**Exercise aim:** Filter these records by the string "JSON", copying each line that holds it.
━━━━━━━━━━━━━━━━
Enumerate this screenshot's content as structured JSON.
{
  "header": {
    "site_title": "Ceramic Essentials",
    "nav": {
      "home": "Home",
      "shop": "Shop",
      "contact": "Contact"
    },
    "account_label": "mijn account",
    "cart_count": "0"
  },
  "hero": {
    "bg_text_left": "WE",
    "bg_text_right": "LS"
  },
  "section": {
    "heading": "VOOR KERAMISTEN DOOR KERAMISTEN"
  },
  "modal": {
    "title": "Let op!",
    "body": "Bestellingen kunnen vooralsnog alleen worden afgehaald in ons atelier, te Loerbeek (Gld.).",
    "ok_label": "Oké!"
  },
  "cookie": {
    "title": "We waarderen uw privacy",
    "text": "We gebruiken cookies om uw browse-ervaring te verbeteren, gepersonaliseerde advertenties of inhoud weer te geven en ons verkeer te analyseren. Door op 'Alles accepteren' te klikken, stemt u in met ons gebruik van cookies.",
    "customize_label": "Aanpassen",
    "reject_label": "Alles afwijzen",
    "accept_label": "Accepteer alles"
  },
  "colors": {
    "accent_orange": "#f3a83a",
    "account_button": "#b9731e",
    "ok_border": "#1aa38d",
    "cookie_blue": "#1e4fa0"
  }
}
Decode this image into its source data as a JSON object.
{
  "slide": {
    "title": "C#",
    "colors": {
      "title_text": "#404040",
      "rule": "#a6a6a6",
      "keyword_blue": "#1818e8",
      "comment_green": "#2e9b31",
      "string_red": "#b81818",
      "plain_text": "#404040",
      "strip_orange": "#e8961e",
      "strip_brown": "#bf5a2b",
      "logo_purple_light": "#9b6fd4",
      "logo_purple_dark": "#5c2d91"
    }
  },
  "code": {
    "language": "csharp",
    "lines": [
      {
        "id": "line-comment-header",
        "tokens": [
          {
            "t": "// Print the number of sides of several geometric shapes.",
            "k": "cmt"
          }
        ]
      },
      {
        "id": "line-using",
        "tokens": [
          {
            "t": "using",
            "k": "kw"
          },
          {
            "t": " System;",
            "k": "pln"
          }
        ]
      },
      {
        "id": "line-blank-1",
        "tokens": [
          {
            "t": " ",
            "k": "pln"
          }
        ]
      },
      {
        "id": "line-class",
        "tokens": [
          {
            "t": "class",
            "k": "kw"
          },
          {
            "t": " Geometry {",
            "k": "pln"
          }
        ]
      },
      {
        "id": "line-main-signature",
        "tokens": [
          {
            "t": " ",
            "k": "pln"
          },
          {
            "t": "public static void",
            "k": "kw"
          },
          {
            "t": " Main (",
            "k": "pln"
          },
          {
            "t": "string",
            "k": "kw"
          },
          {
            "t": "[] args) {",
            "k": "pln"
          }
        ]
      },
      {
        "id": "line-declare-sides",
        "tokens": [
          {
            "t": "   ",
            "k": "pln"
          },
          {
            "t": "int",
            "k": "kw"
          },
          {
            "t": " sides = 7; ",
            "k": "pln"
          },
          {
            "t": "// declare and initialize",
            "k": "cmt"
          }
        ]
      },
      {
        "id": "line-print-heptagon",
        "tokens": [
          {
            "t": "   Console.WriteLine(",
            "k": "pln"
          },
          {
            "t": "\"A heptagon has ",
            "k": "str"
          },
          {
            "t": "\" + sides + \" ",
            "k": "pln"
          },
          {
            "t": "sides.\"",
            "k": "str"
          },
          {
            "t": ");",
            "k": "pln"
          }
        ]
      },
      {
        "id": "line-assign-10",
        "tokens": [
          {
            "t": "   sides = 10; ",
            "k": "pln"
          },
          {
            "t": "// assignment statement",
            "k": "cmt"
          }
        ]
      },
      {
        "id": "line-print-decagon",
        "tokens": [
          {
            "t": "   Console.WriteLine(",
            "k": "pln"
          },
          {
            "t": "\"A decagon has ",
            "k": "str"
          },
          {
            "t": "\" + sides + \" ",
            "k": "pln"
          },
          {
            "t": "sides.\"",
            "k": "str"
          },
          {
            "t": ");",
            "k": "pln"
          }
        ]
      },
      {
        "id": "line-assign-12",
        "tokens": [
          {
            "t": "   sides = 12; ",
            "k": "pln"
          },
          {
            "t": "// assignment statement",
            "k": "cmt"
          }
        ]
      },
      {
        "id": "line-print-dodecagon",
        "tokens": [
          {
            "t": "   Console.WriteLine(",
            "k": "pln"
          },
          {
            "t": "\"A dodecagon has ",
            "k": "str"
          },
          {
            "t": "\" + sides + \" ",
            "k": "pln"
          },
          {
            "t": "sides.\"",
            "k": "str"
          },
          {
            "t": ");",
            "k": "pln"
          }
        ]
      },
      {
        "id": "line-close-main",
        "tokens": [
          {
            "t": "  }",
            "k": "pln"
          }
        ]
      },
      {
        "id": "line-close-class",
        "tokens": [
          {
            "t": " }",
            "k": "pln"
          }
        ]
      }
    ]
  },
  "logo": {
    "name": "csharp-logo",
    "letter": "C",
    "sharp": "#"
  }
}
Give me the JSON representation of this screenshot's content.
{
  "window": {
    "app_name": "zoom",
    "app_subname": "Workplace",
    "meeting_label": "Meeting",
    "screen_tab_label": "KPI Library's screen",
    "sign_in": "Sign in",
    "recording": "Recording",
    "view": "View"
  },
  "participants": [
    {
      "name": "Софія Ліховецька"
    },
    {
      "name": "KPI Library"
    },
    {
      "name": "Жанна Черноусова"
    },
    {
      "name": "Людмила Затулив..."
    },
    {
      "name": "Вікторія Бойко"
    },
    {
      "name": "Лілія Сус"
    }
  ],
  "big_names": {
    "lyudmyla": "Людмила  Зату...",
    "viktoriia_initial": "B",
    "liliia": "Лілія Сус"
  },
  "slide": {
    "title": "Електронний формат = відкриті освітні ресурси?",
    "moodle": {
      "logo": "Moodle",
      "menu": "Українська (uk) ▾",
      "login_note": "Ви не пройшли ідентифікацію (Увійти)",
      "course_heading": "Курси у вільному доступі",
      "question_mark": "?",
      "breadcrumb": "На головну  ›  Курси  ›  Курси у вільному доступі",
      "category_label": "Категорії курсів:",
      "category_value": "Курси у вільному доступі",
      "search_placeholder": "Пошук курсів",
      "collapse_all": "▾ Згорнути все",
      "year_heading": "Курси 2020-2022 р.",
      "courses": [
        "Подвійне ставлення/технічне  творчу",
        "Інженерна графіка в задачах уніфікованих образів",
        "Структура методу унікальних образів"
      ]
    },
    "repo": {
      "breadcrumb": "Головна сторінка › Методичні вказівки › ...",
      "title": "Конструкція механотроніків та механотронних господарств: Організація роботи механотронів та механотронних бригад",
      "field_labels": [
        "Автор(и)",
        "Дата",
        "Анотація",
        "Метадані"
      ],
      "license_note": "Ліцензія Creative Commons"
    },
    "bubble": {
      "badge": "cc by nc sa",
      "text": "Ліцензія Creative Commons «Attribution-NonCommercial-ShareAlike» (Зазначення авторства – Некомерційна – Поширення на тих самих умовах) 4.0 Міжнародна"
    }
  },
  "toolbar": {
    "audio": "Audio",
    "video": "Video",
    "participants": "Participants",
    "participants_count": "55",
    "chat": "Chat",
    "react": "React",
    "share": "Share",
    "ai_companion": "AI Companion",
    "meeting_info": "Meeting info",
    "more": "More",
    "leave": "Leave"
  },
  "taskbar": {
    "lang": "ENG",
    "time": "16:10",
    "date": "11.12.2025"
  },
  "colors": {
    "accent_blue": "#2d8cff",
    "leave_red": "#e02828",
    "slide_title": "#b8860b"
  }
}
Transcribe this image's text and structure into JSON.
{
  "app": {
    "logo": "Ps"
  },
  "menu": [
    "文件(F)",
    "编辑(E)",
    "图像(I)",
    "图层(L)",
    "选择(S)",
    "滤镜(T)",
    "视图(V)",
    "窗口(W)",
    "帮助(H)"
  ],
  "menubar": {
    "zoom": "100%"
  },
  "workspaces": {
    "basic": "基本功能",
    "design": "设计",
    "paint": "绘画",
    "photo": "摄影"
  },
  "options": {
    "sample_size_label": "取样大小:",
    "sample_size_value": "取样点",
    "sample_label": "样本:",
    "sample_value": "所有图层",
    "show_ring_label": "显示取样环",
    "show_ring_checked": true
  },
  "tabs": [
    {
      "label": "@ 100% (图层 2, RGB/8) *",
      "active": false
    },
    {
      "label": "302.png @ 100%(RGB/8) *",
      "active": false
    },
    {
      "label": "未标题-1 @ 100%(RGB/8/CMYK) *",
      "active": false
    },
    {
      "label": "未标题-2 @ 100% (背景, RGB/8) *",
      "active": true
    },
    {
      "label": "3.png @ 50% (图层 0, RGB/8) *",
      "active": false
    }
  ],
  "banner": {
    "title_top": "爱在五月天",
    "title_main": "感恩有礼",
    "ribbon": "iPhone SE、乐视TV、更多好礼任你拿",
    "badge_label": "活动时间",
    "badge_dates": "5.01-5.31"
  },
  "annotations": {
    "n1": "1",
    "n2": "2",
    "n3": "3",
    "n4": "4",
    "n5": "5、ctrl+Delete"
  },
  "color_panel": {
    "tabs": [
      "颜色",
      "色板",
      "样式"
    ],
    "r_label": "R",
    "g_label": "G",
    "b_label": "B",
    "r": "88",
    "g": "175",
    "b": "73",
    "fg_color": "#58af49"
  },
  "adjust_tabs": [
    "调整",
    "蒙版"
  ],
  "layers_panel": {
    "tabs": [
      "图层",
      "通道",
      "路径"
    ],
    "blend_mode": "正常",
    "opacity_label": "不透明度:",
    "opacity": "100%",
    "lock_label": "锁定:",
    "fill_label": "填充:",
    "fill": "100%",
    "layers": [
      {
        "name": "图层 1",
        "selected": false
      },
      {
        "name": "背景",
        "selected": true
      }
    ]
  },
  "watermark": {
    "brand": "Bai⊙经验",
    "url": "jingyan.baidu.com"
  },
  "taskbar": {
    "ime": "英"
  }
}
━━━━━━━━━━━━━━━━
**Answer area:**
Enumerate this screenshot's content as structured JSON.
Decode this image into its source data as a JSON object.
Give me the JSON representation of this screenshot's content.
Transcribe this image's text and structure into JSON.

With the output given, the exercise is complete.